Read the records below and report each line in which "into" occurs.

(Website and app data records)
§ §

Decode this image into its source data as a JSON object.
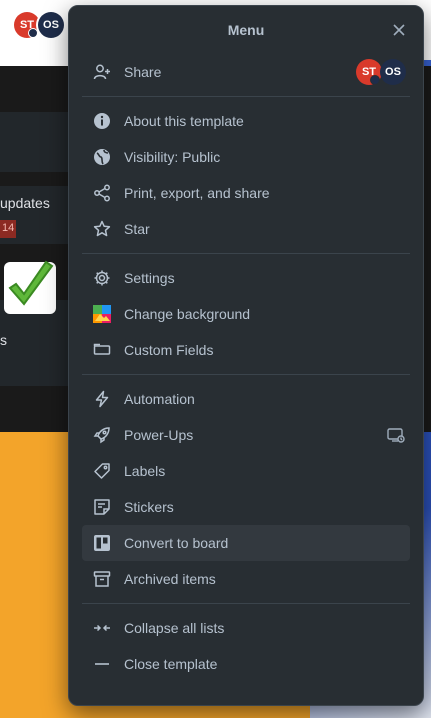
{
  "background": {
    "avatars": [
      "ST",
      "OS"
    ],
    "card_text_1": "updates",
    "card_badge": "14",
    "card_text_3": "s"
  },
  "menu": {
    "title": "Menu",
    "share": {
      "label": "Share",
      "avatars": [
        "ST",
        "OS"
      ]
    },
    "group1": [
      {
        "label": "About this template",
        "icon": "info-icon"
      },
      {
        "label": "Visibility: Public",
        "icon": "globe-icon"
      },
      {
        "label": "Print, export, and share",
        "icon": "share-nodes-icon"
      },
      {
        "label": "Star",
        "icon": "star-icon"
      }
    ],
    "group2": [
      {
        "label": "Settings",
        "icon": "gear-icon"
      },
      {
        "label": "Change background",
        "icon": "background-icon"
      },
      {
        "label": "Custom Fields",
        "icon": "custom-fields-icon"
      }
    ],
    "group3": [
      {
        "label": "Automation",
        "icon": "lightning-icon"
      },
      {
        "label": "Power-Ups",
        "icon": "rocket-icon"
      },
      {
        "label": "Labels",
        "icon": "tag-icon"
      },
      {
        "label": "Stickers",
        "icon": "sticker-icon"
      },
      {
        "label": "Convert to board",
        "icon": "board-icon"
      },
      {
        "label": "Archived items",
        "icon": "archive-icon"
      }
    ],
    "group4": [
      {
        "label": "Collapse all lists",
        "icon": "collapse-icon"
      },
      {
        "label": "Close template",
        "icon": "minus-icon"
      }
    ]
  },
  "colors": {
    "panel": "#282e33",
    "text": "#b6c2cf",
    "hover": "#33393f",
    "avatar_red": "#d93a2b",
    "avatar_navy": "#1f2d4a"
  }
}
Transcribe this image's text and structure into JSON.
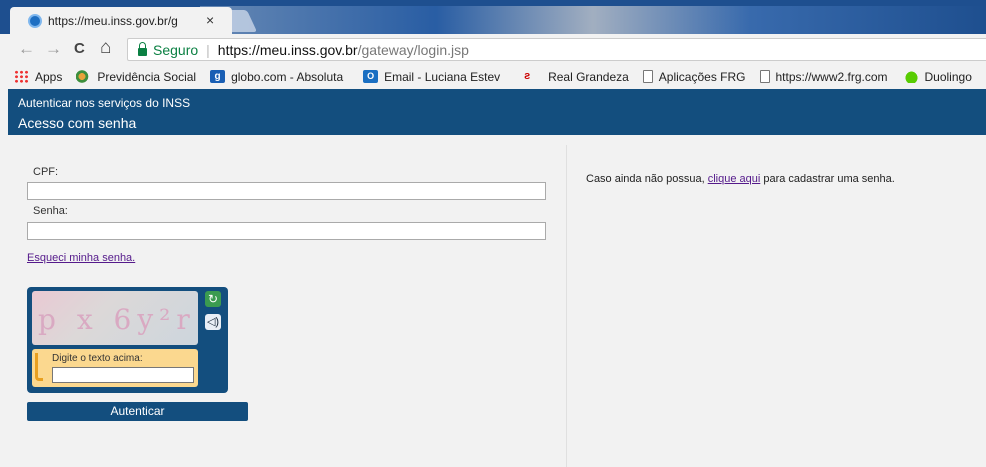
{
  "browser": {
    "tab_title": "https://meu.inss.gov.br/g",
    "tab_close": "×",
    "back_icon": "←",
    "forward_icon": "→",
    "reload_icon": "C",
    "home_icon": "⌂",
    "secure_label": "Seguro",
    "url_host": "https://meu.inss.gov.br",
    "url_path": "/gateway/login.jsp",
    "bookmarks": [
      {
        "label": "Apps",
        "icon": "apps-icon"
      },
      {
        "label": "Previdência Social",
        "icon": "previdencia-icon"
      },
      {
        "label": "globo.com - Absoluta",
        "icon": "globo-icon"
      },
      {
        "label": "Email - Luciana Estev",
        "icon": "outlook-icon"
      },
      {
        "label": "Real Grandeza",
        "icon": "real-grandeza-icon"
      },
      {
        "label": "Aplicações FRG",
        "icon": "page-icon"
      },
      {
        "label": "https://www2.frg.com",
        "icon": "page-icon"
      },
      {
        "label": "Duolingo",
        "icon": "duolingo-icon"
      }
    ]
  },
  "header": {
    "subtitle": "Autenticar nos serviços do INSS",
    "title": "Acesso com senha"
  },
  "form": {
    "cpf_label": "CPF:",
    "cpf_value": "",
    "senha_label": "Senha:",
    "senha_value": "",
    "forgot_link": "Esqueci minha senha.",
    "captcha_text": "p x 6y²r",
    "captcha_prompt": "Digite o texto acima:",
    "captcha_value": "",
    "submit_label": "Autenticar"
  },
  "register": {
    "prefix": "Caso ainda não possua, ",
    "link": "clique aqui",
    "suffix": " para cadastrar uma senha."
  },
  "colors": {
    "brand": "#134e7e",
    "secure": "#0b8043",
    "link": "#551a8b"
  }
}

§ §

TASK RESULT:
Decode this image into its source data as a JSON object.
Transcribe this image's text and structure into JSON.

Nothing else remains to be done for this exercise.